Eduporium Experiment | SAM Labs Curious Cars Kit
In order to be a successful scientist, engineer, programmer, mathematician, or artist, it is crucial to understand how everything in a system fits and works together. Professionals who excel in these professions are constantly asking themselves like “What does each piece do? When combined with other parts, what changes? How do they work together? What makes them work? Why is a combination of parts more powerful than when you use them on their own?” STEM education should also encompass these questions and concepts in a way that is fun and engaging to students, but they can get pretty confusing and abstract! How can we put them together in an easy-to-follow package and present them to students in a medium that they will understand?
If you ask the minds at SAM Labs, that question is easily answered - just make it fun! They have worked hard to make the concepts of programming and engineering tangible for learners of all ages. This week, thanks to their inventiveness, I took the Eduporium Experiment for a test drive with the SAM Labs Curious Cars Kit.
Now, unlike most Eduporium Experiments, I wasn’t walking into this one completely blind. Our team had, in fact, sat down over Google Hangouts to do our own personal professional development session with a member of the SAM Labs team a week or so ago, so I was already fairly familiar with the Curious Cars kit. I was excited to explore it further, however, since we, of course, hadn’t had as much time to play around with it in our PD session as we would have had we just been exploring it on our own.

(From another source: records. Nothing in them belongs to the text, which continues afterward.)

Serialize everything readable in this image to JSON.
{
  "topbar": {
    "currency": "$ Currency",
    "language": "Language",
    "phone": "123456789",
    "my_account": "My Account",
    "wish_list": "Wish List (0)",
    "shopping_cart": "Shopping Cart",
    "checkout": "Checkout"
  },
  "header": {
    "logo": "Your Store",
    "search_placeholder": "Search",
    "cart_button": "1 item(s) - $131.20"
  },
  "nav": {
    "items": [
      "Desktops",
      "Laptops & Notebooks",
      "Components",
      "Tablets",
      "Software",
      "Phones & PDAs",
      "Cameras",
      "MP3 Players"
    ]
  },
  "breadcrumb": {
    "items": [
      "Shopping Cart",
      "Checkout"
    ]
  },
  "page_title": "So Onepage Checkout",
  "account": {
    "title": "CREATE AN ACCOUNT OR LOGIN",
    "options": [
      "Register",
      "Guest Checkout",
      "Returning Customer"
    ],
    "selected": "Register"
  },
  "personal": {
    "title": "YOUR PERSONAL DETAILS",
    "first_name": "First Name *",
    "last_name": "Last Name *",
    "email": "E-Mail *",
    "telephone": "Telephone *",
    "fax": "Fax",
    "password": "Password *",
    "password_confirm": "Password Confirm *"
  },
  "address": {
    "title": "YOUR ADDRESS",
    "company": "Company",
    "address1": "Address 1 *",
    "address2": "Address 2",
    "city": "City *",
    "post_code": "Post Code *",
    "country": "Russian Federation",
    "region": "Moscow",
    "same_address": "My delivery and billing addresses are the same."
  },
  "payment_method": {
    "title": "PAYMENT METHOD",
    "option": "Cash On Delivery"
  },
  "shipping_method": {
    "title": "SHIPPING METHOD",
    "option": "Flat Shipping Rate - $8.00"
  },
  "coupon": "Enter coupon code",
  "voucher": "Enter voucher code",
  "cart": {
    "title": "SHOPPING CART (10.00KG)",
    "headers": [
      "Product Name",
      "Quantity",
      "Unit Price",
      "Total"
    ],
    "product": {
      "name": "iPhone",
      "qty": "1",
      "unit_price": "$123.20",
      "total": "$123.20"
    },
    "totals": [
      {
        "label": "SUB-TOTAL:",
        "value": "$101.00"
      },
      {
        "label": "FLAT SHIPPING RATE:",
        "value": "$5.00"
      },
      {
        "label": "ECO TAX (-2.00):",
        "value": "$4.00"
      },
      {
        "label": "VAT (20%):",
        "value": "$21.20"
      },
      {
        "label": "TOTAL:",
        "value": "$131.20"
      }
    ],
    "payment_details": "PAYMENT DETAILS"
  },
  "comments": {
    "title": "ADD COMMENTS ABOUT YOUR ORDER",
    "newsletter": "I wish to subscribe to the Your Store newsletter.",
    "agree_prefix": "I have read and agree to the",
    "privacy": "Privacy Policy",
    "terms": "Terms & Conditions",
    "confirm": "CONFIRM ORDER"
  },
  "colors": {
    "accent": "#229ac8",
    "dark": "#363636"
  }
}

Personally, I think the design of the SAM Labs products is pretty ingenious. The Curious Cars kit in particular comes with six pieces of technology, all very uniform in size, and all encased in soft, malleable plastic. They are clearly labeled in simple language, and the whole kit is very fun to touch, which is designed to be encouraging for learners and get them started with getting their hands on the technology. I am a tactile learner myself, and right out of the box the kit’s bright colors and varied material textures appealed to me immensely. The Curious Cars Base Kit comes with six blocks, as I mentioned before, that all teach different programming concepts. It has two motors, a button, a slider, a tilt sensor, and a light. All of these blocks are used throughout the course of multiple lessons (taught via the SAM Labs Curious Cars app) to teach students how to build their own cool cars and even get their feet wet with coding!
Like many of our 21st century learning products, the first step to getting the Curious Cars Kit up and playing is downloading a free app to your phone or tablet. Once the app is launched, the user is immediately greeted with fun, appealing graphics and gentle music that draws them into the world of SAM Labs and gets them excited to learn. The app is designed like a game in more than one way: it guides students through little learning modules, starting out very simple and getting more complex as they get deeper into the material, and introducing new concepts (i.e. blocks) with fun mini games between each lesson. As a former game design student, I thought the app’s design was an excellent choice. Kids are introduced to new concepts through familiar games (a riff on the classic game, Brickbreaker, for example, is used to introduce the Slider block), which prepare them to use them in the practical application of building their cars. I played through the whole app in about an hour, and over the course of my time I got to build a racecar, a bulldozer, and even a rocket ship! Although it took me a fairly short amount of time (because I’m older than SAM Labs’ intended audience), I still felt like I was learning and growing with each lesson I played. And it really did feel like play!
I think that this kit would appeal to any young learner in the digital age. It’s engaging, fun, and hands-on. It encourages kids to try new things and go beyond the box to create their own mobile inventions! The Curious Cars Kit really is a great introduction to engineering, programming, and modular design, and I believe it more than earns its place in any 21st century classroom.